::: Source data
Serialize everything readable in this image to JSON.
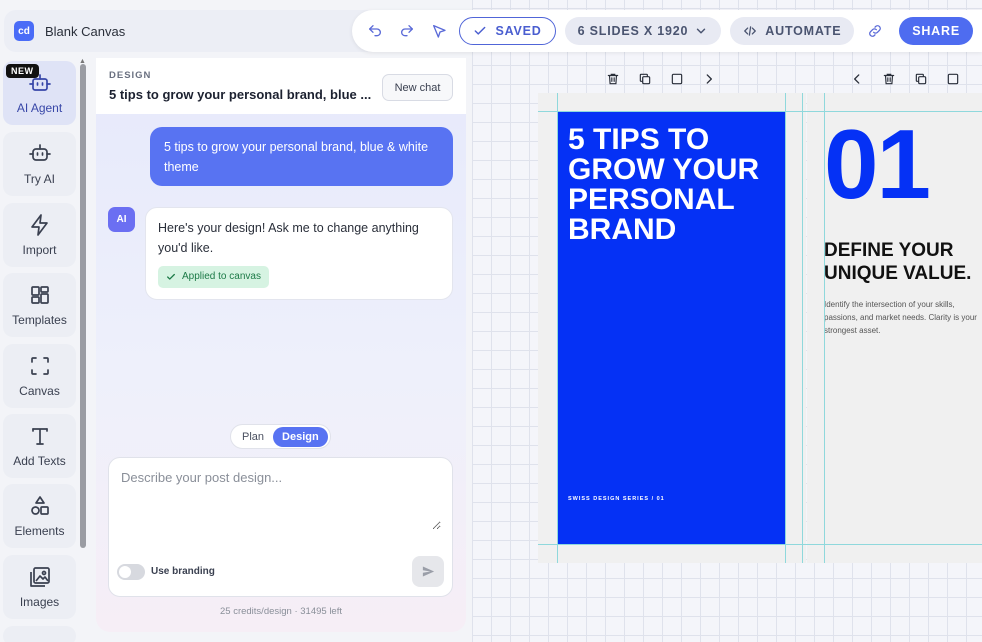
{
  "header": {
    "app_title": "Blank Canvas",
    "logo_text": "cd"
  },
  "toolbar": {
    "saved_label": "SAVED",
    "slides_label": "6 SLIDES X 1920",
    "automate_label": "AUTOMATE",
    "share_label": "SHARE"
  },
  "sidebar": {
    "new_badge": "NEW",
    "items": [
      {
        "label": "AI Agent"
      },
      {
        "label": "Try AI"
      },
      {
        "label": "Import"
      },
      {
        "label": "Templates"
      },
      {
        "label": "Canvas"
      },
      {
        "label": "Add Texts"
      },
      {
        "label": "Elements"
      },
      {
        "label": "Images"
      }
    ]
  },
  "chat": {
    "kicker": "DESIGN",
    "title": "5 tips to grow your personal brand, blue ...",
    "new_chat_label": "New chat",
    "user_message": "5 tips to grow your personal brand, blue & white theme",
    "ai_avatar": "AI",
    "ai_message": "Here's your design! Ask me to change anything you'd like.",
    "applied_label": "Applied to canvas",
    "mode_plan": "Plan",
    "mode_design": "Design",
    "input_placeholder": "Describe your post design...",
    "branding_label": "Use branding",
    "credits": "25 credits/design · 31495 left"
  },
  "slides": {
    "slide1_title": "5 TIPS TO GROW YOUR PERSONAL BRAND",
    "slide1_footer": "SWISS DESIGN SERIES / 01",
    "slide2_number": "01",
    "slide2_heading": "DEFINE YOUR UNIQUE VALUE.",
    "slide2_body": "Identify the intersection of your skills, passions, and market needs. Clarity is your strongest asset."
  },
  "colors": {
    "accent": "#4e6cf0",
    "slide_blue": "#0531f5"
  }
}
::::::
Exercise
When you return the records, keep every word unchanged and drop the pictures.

Answer section
Serialize everything readable in this image to JSON.
{
  "header": {
    "app_title": "Blank Canvas",
    "logo_text": "cd"
  },
  "toolbar": {
    "saved_label": "SAVED",
    "slides_label": "6 SLIDES X 1920",
    "automate_label": "AUTOMATE",
    "share_label": "SHARE"
  },
  "sidebar": {
    "new_badge": "NEW",
    "items": [
      {
        "label": "AI Agent"
      },
      {
        "label": "Try AI"
      },
      {
        "label": "Import"
      },
      {
        "label": "Templates"
      },
      {
        "label": "Canvas"
      },
      {
        "label": "Add Texts"
      },
      {
        "label": "Elements"
      },
      {
        "label": "Images"
      }
    ]
  },
  "chat": {
    "kicker": "DESIGN",
    "title": "5 tips to grow your personal brand, blue ...",
    "new_chat_label": "New chat",
    "user_message": "5 tips to grow your personal brand, blue & white theme",
    "ai_avatar": "AI",
    "ai_message": "Here's your design! Ask me to change anything you'd like.",
    "applied_label": "Applied to canvas",
    "mode_plan": "Plan",
    "mode_design": "Design",
    "input_placeholder": "Describe your post design...",
    "branding_label": "Use branding",
    "credits": "25 credits/design · 31495 left"
  },
  "slides": {
    "slide1_title": "5 TIPS TO GROW YOUR PERSONAL BRAND",
    "slide1_footer": "SWISS DESIGN SERIES / 01",
    "slide2_number": "01",
    "slide2_heading": "DEFINE YOUR UNIQUE VALUE.",
    "slide2_body": "Identify the intersection of your skills, passions, and market needs. Clarity is your strongest asset."
  },
  "colors": {
    "accent": "#4e6cf0",
    "slide_blue": "#0531f5"
  }
}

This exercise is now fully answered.